There is a modicum of furniture that follows the folded contour of the wall: a side chair and several plinths, each adorned with ceramic vessels. Given the smattering of art objects, a viewer might reasonably suspect the room is a gallery or museum rather than a domestic interior. In some ways, it is both: a domestic space with paintings and ceramics but few signs of “domesticity.” I believe it is the home of Jonas’s parents, who collect art. It runs in the family: The artist’s grandfather, the subject of several works, was an amateur, but serious painter. Jonas has returned to this room on a number of occasions—the elegant crown molding, in dark wood, makes it quickly recognizable—and he has indeed treated it like a gallery, with artworks both observed and imagined. In the 2006 drawing Ideal Living Room the walls are decorated with a Warhol Cow, and Picasso’s Three Musicians. In Grandfather Clock, 2011, the room reappears, decidedly brighter and airier, with three black-and-white images in a staggered row on the wall. Two appear to be floral still-life pictures, recalling a series of exaggerated plant paintings the artist made in recent years; the middle picture is seemingly an urban landscape. It is unclear whether these are paintings or photographs, or whether these images were, in fact, actually in that space. “Reality,” here, is not the point— or, perhaps, only a point of departure.
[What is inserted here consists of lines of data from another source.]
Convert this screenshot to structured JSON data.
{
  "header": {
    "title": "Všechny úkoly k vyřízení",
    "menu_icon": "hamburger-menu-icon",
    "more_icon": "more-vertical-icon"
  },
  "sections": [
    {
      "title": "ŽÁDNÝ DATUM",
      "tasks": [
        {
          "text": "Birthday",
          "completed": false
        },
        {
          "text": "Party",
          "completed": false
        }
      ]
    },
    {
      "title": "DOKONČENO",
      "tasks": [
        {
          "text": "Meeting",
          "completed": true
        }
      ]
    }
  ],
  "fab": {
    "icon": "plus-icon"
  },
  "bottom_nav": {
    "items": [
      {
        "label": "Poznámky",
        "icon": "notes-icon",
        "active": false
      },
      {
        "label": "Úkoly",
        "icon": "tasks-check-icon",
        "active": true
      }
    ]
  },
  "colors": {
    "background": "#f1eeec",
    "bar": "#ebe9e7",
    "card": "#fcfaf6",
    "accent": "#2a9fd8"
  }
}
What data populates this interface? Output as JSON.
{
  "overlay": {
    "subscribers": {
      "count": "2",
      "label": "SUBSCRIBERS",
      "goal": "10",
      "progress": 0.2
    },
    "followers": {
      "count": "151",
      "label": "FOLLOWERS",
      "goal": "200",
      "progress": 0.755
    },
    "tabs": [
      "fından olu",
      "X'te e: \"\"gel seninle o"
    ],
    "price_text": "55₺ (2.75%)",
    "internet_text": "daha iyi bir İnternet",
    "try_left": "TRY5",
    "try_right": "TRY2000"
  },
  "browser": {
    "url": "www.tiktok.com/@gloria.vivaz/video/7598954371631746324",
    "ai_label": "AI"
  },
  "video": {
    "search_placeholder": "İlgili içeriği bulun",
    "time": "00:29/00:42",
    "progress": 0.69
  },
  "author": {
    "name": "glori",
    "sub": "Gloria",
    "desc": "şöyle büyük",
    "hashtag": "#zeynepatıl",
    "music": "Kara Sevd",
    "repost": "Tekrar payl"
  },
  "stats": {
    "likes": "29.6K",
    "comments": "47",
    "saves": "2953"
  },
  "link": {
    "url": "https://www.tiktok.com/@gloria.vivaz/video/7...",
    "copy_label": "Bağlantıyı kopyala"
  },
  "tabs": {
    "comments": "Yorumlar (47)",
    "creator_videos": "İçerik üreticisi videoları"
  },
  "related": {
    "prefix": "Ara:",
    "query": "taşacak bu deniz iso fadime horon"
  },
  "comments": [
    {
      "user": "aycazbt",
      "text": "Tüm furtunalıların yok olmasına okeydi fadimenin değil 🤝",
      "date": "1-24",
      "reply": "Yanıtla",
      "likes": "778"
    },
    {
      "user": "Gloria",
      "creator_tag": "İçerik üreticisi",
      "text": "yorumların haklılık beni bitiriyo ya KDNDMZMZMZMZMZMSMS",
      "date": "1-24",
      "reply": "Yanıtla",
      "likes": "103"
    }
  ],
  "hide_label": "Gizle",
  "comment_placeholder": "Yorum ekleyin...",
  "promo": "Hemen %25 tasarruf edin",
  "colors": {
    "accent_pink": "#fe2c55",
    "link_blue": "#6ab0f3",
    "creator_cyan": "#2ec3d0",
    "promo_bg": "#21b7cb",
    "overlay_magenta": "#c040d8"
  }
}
There are many hints of autobiography in these paintings. I know I could ask Jonas more questions about these things, but choose not to. (I feel weird enough referring to him as “Jonas,” not “Wood,” but his casual demeanor almost demands a more personal approach.) For me, the complex negotiation of space he constructs for a viewer is more curious and more satisfying than narrative resolve. Gray Room is a relatively spare picture, but also agitated, agitating. The stack of paintings on the floor intimates instability, if not disarray. On the center divide of the canvas the room appears to fold. Presumably, this is simply a corner that projects toward the viewer, but the line also appears to crop one of the picture’s two windows. It is unclear whether this event is the result of painterly shorthand, or a rupture caused in the act of abutting two photographs in parallax. In any event, the result is quietly unsettling. Collage is often at work in Jonas’s compositions, and the possibilities of bending or eliding photographic space surely add a significant layer of editorial control to his process: Despite his recurring use of photography, it would be misleading to assign too much credit to the source image, rather than the painter translating it. Yes, these interiors exist, or once existed, in life and in photographs, but they persist as paintings, evoking a sutured space of history and memory.